  23. 23. Testing Testing Devices + iOS Simulator One of the most fun parts of app design is running your app in the app simulators and on your actual devices. The routes to getting to both of these points can take a while, but it’s thrilling to see your app in real-time on your device. If you don’t want to submit your app to the app store, just take all of your students iPhones and make them development devices or use the Apple Testflight App.
  24. 24. Testing Audience Before submission, make sure that you are testing your apps with your intended audience – specifically on the devices you built your app for. Most framework-based apps can be constructed for all popular platforms and devices. Simply meaning, your iPhone app can definitely port over to an iPad app with relative ease.
  25. 25. Testing trymyUI Students surveyed by providing images of the UI. With feedback attained, design revisions occur. After design revisions, functionality tests can initiate.
  26. 26. Submission Anticipation Apple is much more rigorous in their reviews of submitted apps than Google is. In fact, Google apps are submitted, reviewed, and approved in an exceedingly fast turnaround compared to Apple.

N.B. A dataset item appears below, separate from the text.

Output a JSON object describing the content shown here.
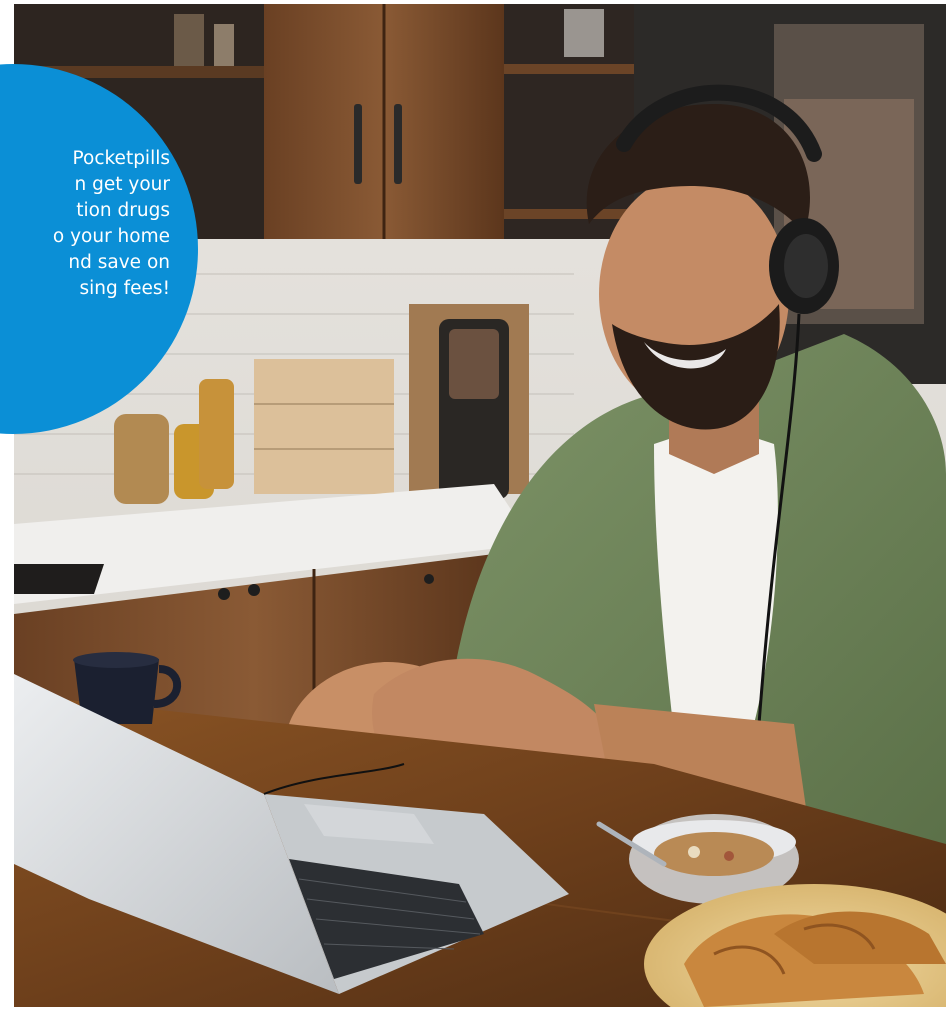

Where Google could take days, Apple could take over a week. If your app is rejected by Apple, prepare to wait.
  27. 27. Submission App Builders App Builders will either want you to submit your app under the name of their company or permit you to submit your app under your name, provided you have developer accounts with either or both Apple and Google. With the latter option, you may have to pay for that right, but it’s a worthwhile expense.
  28. 28. Submission Frameworks I used the Ionic framework to develop my 3 most recent mobile apps. They have been met with no resistance from Apple. I have worked a bit with PhoneGap, primarily as an Adobe product, and have had success with it, though I have not formally submitted any apps built with PhonGap. It is, however, a trusted source.
  29. 29. Further Education What is best method to learn all of this? I would recommend self-initiated and self-paced learning. I believe that everyone is capable of producing apps, especially using WYSIWYG tools but also custom frameworks. It takes time, effort, patience – however rigorious it is, is up to you. Formal classes may give you a basic deliverable and knowledge. Enter the fray, and fail forward.
  30. 30. Resources Teaching + Learning http://www.sitepoint.com/top-7-hybrid-mobile-app- frameworks/ http://ionic.io/ http://phonegap.com/ (Adobe)